* TASK ITEM: What you return should be the lines of the data containing "heading", each in full.

[Page and application data records]
+ + + +

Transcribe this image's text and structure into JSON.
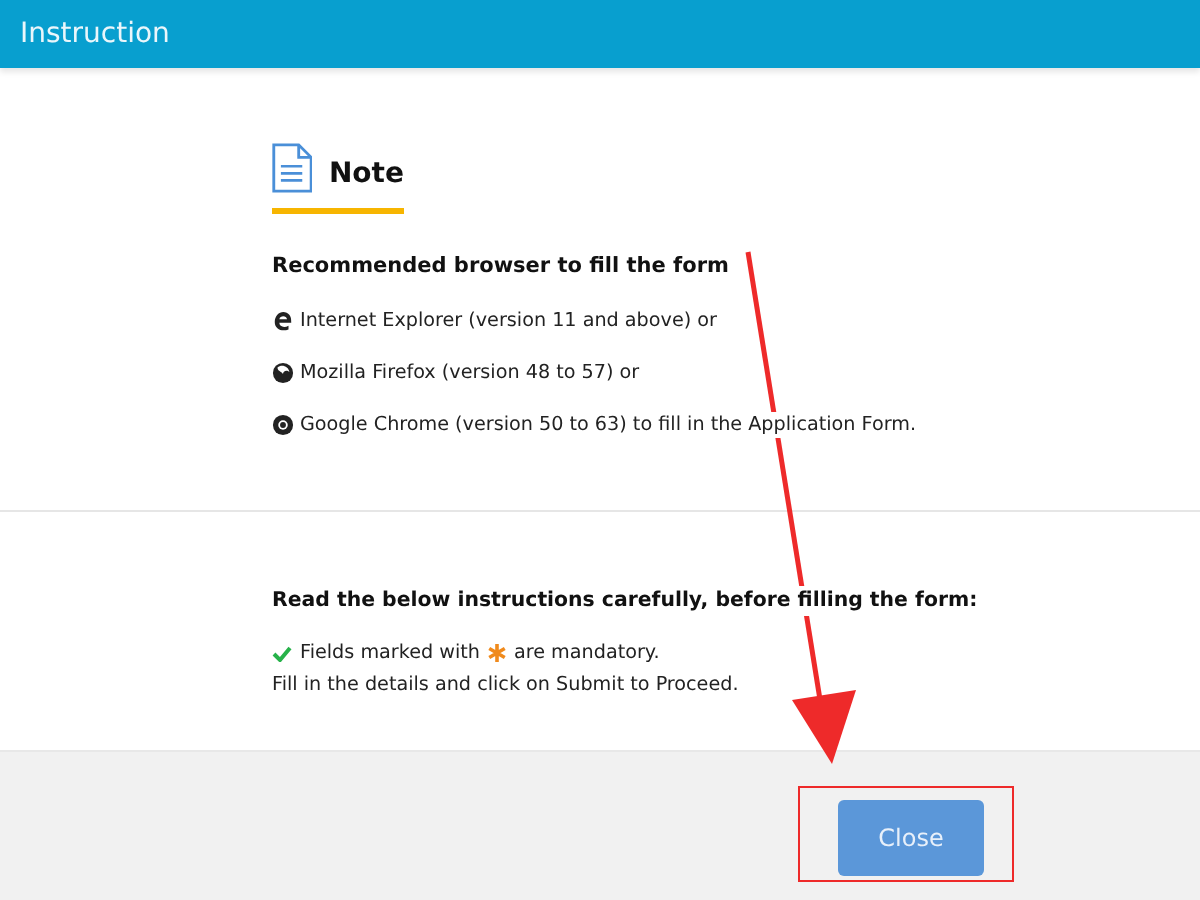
{
  "header": {
    "title": "Instruction"
  },
  "note": {
    "title": "Note"
  },
  "browsers": {
    "heading": "Recommended browser to fill the form",
    "items": [
      {
        "kind": "ie",
        "text": "Internet Explorer (version 11 and above) or"
      },
      {
        "kind": "firefox",
        "text": "Mozilla Firefox (version 48 to 57) or"
      },
      {
        "kind": "chrome",
        "text": "Google Chrome (version 50 to 63) to fill in the Application Form."
      }
    ]
  },
  "instructions": {
    "heading": "Read the below instructions carefully, before filling the form:",
    "mandatory_before": "Fields marked with",
    "mandatory_after": "are mandatory.",
    "details": "Fill in the details and click on Submit to Proceed."
  },
  "footer": {
    "button": "Close"
  }
}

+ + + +

* ANSWER TO THIS EXERCISE:
    "heading": "Recommended browser to fill the form",
    "heading": "Read the below instructions carefully, before filling the form:",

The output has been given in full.